-- Opening Marker --

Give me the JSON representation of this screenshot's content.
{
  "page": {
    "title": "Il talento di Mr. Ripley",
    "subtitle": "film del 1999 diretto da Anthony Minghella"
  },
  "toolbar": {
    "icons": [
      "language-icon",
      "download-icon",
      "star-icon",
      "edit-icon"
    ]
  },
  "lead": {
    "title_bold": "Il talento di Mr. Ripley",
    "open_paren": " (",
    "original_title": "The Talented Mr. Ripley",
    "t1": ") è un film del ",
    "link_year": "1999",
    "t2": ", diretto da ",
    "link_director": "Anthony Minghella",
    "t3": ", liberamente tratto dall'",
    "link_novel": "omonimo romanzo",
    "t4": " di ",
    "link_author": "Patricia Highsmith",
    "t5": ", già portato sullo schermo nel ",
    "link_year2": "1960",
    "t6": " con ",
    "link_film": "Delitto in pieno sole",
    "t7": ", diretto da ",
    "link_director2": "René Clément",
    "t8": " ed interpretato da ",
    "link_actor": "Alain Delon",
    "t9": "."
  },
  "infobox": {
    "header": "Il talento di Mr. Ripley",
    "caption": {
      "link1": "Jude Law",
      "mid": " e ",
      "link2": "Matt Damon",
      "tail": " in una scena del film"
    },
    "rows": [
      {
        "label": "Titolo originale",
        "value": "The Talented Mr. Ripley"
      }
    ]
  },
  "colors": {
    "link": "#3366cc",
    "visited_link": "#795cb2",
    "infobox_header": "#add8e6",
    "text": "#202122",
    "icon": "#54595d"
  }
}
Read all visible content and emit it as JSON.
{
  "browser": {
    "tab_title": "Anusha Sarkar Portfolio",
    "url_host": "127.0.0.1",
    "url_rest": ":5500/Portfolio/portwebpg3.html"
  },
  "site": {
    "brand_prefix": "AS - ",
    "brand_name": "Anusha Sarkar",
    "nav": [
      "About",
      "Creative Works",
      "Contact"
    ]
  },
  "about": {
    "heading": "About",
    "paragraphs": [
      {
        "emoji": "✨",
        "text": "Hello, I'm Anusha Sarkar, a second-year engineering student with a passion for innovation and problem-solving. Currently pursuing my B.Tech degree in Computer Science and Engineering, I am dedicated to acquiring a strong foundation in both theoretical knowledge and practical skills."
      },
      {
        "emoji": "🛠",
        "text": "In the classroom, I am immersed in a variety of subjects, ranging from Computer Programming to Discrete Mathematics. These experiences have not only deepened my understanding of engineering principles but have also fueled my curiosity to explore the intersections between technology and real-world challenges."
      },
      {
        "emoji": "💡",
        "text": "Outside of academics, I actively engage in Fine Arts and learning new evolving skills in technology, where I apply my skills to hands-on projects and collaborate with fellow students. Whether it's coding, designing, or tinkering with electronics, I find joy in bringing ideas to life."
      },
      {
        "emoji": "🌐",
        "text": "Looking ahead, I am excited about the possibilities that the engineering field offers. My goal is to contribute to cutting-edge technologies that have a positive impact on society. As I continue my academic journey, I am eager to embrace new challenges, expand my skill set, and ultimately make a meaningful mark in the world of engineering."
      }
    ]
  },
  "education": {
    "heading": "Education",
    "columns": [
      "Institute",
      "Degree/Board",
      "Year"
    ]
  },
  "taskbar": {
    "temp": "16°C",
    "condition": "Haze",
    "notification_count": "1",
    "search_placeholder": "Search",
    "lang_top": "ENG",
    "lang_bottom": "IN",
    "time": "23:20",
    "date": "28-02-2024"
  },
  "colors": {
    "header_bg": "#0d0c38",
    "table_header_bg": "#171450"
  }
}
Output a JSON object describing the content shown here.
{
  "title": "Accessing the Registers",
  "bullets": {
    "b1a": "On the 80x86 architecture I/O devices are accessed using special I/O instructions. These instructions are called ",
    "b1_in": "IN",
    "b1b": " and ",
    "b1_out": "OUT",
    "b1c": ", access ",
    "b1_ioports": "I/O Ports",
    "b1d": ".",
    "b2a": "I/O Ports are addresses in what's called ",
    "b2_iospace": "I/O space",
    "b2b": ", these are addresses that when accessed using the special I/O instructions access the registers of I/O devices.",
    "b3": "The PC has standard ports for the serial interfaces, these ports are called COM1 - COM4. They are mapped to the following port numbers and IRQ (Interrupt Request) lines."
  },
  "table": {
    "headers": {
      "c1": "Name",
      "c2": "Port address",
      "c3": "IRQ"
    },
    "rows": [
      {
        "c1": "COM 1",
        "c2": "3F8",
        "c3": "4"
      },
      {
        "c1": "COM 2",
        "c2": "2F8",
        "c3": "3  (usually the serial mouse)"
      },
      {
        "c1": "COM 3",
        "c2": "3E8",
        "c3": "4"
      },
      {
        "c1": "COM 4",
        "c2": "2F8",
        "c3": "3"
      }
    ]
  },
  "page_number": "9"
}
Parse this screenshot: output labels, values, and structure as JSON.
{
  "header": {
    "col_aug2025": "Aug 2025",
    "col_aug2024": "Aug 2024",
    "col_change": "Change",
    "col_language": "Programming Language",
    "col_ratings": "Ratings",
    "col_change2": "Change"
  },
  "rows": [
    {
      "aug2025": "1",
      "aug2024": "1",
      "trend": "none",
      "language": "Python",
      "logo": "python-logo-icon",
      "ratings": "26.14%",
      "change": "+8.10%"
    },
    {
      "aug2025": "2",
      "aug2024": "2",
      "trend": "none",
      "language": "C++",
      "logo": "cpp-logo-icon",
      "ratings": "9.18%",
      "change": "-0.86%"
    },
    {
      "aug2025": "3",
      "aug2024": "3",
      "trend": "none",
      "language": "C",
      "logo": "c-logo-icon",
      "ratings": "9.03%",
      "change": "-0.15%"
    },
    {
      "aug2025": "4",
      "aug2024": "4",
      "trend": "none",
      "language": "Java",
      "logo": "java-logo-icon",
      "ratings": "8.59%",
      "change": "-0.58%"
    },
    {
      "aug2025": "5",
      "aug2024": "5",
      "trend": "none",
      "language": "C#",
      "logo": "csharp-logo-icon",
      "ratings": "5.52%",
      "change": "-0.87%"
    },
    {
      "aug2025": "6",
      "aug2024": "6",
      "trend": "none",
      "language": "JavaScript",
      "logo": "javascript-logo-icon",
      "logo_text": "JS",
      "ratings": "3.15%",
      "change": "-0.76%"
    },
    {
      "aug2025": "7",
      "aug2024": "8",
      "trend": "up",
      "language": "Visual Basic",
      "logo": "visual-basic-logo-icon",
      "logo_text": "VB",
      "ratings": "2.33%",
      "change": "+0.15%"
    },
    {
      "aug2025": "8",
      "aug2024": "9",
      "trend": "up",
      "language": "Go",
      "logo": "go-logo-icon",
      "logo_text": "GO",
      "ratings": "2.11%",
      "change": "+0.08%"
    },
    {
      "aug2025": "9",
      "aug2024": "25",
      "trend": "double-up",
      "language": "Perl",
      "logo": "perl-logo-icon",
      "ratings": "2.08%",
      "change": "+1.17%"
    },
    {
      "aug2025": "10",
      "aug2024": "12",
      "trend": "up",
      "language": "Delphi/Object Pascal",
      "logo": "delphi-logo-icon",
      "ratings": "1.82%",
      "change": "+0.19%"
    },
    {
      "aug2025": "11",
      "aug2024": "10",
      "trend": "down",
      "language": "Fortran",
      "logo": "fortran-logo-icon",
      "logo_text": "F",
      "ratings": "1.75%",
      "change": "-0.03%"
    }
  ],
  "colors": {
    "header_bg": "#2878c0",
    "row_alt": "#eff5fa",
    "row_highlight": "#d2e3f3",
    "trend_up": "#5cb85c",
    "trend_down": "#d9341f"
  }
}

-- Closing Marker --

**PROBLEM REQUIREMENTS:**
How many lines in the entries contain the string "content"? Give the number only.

**RESPONSE FOR THIS EXERCISE:**
3